§ **EXERCISE OBJECTIVE**:
Copy out every line of the data where the word "인증기관" is found.

§ **SUPPLIED RECORDS**:

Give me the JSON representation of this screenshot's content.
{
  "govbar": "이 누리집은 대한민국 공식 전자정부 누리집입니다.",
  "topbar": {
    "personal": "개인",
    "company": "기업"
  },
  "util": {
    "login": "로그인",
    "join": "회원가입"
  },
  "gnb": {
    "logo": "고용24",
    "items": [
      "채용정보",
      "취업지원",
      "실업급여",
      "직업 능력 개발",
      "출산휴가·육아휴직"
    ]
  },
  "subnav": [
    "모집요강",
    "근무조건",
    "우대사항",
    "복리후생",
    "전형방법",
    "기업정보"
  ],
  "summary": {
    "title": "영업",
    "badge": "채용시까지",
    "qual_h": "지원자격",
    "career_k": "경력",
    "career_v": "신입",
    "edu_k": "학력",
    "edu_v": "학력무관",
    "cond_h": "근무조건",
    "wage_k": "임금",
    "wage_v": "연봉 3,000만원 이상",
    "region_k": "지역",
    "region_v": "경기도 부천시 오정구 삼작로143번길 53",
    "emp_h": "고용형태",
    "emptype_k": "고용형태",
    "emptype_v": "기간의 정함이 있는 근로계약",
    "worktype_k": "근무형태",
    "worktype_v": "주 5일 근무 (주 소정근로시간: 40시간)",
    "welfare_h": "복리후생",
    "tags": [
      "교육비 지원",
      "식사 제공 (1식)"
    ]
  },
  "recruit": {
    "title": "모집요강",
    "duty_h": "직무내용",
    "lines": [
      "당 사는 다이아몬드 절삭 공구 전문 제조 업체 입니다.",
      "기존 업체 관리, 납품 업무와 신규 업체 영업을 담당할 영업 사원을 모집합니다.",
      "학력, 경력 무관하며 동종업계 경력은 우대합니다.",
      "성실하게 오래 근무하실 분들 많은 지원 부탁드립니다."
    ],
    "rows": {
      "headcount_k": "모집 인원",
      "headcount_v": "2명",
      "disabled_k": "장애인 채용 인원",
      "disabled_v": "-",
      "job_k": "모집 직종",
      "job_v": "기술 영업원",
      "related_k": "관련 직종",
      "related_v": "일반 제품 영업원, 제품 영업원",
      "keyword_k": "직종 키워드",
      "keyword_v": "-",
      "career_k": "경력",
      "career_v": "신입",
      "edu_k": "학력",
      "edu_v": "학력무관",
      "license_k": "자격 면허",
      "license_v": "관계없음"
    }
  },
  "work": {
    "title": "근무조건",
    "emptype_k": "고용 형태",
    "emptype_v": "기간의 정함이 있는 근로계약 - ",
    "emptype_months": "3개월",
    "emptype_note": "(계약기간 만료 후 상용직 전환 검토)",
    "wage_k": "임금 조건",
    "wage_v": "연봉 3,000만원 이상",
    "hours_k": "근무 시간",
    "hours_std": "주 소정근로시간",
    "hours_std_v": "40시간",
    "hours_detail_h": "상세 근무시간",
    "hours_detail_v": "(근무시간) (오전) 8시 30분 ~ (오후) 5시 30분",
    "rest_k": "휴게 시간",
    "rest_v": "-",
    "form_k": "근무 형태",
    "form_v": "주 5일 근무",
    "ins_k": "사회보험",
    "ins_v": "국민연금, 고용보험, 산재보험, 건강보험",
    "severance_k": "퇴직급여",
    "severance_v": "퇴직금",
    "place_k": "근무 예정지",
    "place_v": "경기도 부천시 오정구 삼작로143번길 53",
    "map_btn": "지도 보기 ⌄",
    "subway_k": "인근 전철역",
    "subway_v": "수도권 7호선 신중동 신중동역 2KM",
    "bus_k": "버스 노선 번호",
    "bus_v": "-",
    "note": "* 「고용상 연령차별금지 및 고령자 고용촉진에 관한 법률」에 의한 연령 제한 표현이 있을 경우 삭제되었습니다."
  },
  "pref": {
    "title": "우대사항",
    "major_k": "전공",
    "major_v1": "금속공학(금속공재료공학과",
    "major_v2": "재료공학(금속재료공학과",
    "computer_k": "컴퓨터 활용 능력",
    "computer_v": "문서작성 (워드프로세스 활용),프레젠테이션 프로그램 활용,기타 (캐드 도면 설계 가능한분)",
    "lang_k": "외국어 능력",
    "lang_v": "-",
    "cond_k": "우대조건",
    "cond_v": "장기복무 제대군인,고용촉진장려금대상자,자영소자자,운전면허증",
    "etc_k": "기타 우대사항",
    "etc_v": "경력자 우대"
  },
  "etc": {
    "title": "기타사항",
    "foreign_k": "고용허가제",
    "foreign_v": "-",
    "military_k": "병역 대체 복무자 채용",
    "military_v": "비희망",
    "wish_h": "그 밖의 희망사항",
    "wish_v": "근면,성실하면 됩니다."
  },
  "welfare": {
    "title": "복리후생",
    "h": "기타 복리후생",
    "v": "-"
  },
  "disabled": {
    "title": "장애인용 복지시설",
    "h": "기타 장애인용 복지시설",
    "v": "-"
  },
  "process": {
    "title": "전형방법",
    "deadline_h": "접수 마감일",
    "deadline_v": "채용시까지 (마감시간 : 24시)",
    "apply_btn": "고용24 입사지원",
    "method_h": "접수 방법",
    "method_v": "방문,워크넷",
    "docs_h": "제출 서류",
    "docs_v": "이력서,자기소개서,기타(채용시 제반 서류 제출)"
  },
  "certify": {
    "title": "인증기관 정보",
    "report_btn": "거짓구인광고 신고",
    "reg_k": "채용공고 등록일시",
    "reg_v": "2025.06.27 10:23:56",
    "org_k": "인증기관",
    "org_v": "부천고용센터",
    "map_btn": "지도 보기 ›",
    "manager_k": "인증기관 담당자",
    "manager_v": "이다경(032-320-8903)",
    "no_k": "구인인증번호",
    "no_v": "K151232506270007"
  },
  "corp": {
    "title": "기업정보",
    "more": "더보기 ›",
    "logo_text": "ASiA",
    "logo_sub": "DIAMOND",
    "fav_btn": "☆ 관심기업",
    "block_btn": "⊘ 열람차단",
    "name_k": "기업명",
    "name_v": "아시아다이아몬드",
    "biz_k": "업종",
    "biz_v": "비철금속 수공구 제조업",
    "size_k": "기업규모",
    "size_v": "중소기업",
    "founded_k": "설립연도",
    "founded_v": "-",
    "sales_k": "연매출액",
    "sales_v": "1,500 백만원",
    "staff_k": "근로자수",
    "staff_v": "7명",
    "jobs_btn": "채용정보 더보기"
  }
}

§ **FINISHED TASK**:
    "title": "인증기관 정보",
    "org_k": "인증기관",
    "manager_k": "인증기관 담당자",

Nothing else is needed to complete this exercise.